The finger nails and fingers may be easily protected from stains of chemicals by coating with a wax made up as follows: Melt white wax in the same manner as melting glue. This may be done by cutting the wax into small pieces, placing them in a vessel and setting the vessel in boiling water. To each ounce of melted wax thoroughly stir in 1 dr. of pure olive oil. The fingers should be dipped into the wax while it is in a liquid state. This will form a coating that will permit the free use of the fingers, yet protects the skin from the chemicals. It is useful for photographers.
The amateur photographer often has some solution which he desires to put into a bottle which his glass funnel will not fit, says the Photographic Times. The funnel made by rolling up a piece of paper usually allows half of the solution to run down the outside of the bottle, thereby causing the amateur to be dubbed a "musser," A better way is to take an ordinary envelope and cut it off as shown by the dotted lines. Then clip a little off the point, open out, and you have a funnel that will not give any trouble. It is cheap and you can afford to throw it away when dirty, thereby saving time and washing.
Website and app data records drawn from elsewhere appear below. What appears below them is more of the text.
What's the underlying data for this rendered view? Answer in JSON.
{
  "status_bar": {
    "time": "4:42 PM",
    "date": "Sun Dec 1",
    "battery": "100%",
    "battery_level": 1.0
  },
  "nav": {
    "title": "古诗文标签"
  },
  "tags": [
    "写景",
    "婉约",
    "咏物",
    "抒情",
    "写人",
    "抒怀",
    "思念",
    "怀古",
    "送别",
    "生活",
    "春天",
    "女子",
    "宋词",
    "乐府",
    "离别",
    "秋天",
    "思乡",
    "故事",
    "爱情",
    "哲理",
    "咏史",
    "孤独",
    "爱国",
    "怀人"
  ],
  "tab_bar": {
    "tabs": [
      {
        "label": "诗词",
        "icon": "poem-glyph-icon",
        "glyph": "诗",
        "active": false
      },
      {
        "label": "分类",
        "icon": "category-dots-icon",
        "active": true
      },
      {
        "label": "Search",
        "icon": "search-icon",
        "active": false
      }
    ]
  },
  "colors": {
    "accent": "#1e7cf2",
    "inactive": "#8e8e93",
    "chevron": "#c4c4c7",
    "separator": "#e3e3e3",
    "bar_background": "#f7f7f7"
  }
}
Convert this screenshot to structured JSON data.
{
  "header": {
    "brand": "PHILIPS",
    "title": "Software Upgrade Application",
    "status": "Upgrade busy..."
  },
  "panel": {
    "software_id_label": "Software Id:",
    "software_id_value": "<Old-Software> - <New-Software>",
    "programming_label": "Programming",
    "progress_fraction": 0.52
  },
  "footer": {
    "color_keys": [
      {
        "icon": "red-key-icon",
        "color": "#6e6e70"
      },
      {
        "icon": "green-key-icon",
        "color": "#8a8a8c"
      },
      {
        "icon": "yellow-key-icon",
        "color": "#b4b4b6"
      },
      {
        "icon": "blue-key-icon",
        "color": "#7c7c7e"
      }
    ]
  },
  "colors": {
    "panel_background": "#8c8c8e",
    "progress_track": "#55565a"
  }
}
Illustration: Paper Funnel
A quick and convenient way to dry prints is to place on a cheesecloth stretcher. Such a stretcher can be made on a light wood frame, constructed of 3/4-in. square material in any size, but 12 by 24 in. is large enough. The end pieces B are fastened on top of the long side pieces A, and the cheesecloth C stretched and tacked over them, as shown.
The prints should be placed face up on the cloth, and the frame set near a window. If the stretcher is made in this way, the air can enter from both top and bottom, and the prints will dry rapidly. Several of these frames can be stacked and a large number of prints thus dried at the same time. --Contributed by Andrew G. Thorne, Louisville, Ky.
Illustration: Cloth on the Frame
Plates developed in an ordinary tray must be removed from the bath occasionally for examination. The film when in a chemical-soaked condition is easily damaged. The tray illustrated herewith was made for the purpose of developing plates without having to take hold of until the bath had completed its work, the examination being made through the plate and the bottom of the tray.
A pocket is provided for the liquid developer in one end of the tray when it is turned up in a vertical position. A tray for developing 5 by 7-in. plates should be made 8 in. square inside. The side pieces with the grooves for the glass are shown in Fig. 1. Two of each of these pieces are made with mitered ends. The short groove shown in the top piece of the illustration is for inserting the plate covering on the pocket end of the tray.
Developing Tray with Glass Bottom
Two blocks, one-half the length of the side pieces, are put in between the glass plates to hold the plate being developed from dropping down. when the tray is tipped up in a vertical position. The glass bottom of the tray is 8-1/2 in. square, which allows 1/4 in. on all edges to set in the grooves of the side pieces. The wood pieces should be well soaked in hot paraffin, and the mitered corners well glued and nailed. -Contributed by J.A. Simonis, Fostoria, Ohio.
After some experimenting to secure a blue tone on bromide prints, a correspondent of the Photographic Times produced a very pleasing bluish green tint by immersing the prints in a solution composed of 30 gr. of ferricyanide of potash, 30 gr. citrate of iron and ammonia, 1/2 oz. acetic acid and 4 oz. of water. After securing the tint desired, remove the prints, rinse in clean water for a few minutes, and then place them in a dilute solution of hydrochloric acid. Wash the prints thoroughly and hang them up with clips to dry.
In repairing the inner part of box cameras which have been broken loose, use a binding of strong black cloth well glued in place. This will materially strengthen the joints where the wooden pieces are so thin that it is impossible to use brads in holding together.
Do not forget to thoroughly clean all the old glue or cement from the joints with a rasp or sandpaper before attempting a repair.